In AI war when enemy ships jump into a solar system they have to determine which targets they want to attack. Instead of using branching decision trees, he created a preference system for targets. (what follows is a general idea of how it works, but the creator would probably cringe if he read my description) For example an expensive player factory may be worth 5 points while a cheap one might be worth 3 points. If the expensive one is defended, that is minus 2 points. If the cheap one is vulnerable to the type of damage that a ship does, that is plus 1 point. Add in a bit of randomization and fuzzy logic (changing how many points get added or subtracted) and you get a fleet of ships that is very responsive to a situation.Reading the blog gave me a little more hope for my own project of making economic simulation games. My first introduction to programming had me looking at decision trees, and that had me very worried. It has also made me re-think exactly how I should approach a game. Trying to predict humans is the fatal flaw of any policy maker, and perhaps trying to imitate them is the fatal flaw of game AI programmers.
How should we introduce economics to the interested public?
This year I have the privilege of helping to run ICES’ High School Economics Workshops. In doing so, I get to introduce interested students to the economic way of thinking, and take them on a romp through all the various sub-fields, and analyze all the classic economic & policy problems from minimum wages to rule of law. But the most important and most difficult (at least in my view) lecture is the first one – a cold introduction economics.

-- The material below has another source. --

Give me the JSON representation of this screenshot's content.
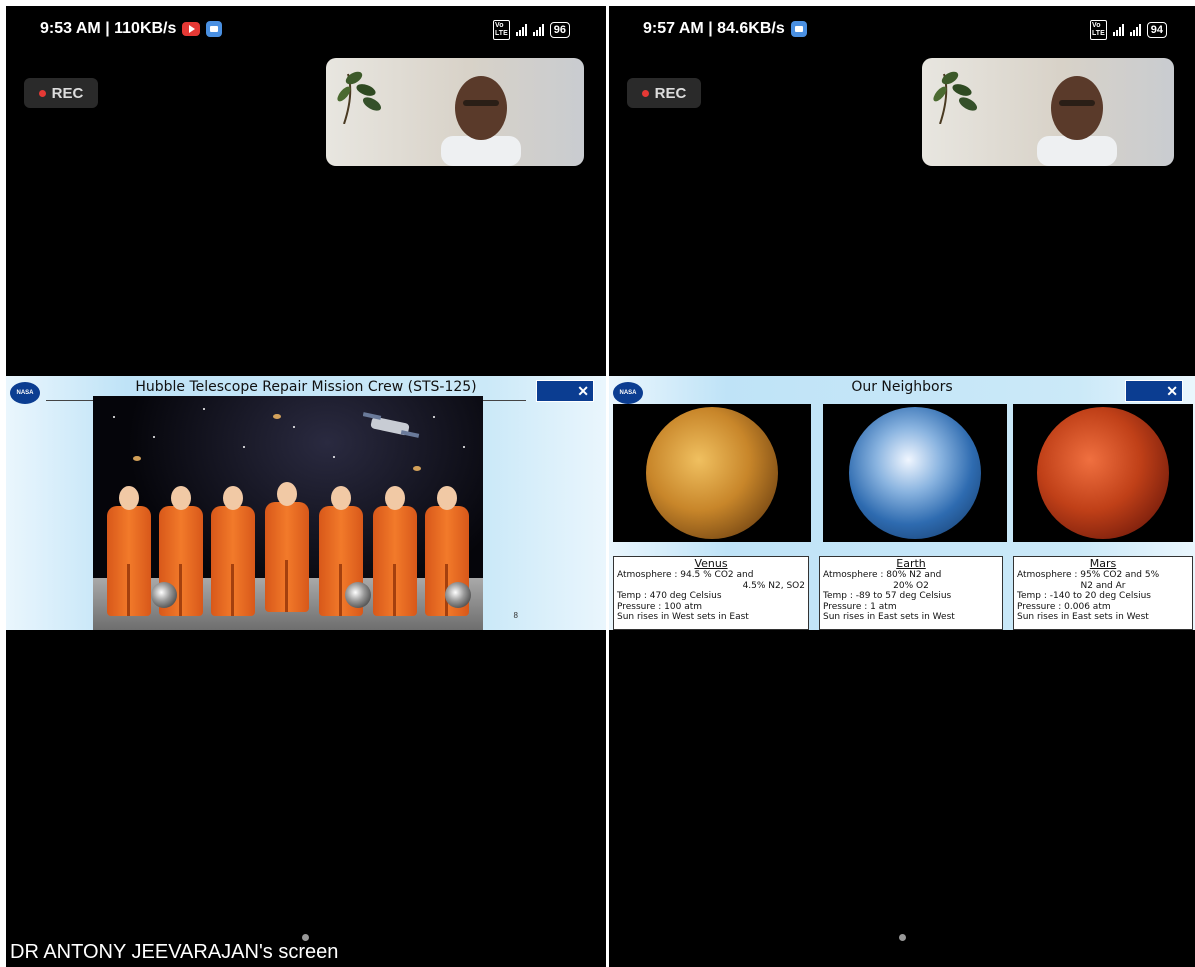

I’ve always thought that Principles courses are the most important in undergraduate economics departments – they’re the classes that most students will take (by requirement) and it will be their only exposure to [good] economics, quite possibly in their lives. Don’t worry about the actual Econ majors – sure they’re important too, but there’s several courses in Micro, Macro, and 3 or 4 field courses for them to hone their skills and beliefs. I’ve learned from some of my mentors and professors that Econ 101 is really the chance to correct all of the fallacious beliefs that today’s youth have about the world, and replace them with solid, economic thinking.

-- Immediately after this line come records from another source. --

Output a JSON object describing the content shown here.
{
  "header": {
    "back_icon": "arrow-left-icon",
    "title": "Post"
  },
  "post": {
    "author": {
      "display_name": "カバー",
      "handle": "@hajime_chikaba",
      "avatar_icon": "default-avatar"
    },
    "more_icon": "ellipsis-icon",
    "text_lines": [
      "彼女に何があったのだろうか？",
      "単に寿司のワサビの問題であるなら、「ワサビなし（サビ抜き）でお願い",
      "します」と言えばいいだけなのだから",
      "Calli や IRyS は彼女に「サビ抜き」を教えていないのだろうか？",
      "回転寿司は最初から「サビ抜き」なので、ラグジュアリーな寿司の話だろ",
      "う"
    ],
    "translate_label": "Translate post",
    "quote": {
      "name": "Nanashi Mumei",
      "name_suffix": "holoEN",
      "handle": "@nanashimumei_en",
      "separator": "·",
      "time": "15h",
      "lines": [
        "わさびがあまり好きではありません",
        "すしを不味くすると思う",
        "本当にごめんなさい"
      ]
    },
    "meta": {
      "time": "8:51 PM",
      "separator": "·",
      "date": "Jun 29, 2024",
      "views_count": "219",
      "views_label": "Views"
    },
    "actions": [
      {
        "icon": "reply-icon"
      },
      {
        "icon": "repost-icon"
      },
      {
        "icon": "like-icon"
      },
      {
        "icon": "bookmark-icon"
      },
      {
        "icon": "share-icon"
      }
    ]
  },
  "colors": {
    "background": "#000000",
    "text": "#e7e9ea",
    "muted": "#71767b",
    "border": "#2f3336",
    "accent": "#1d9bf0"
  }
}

If we’re being honest, in Econ 101 we’re spreading “good” propaganda to counter all the “bad” propaganda that students have been exposed to their whole lives (and will continue to be overwhelmingly exposed to). It’s Econ 101 that correctly teaches that protectionism, tariffs, minimum wages, & government regulation tend to be bad, decentralized markets & voluntary cooperation tend to be good, and that we need to restrain ourselves from our overconfidence in forseeing unintended consequences. It is often the first course (maybe the only course, other than those in philosophy) that actually teaches people to critically analyze their sincerely-held beliefs.
So how do you teach it? What do you focus on? What’s the style? Continue reading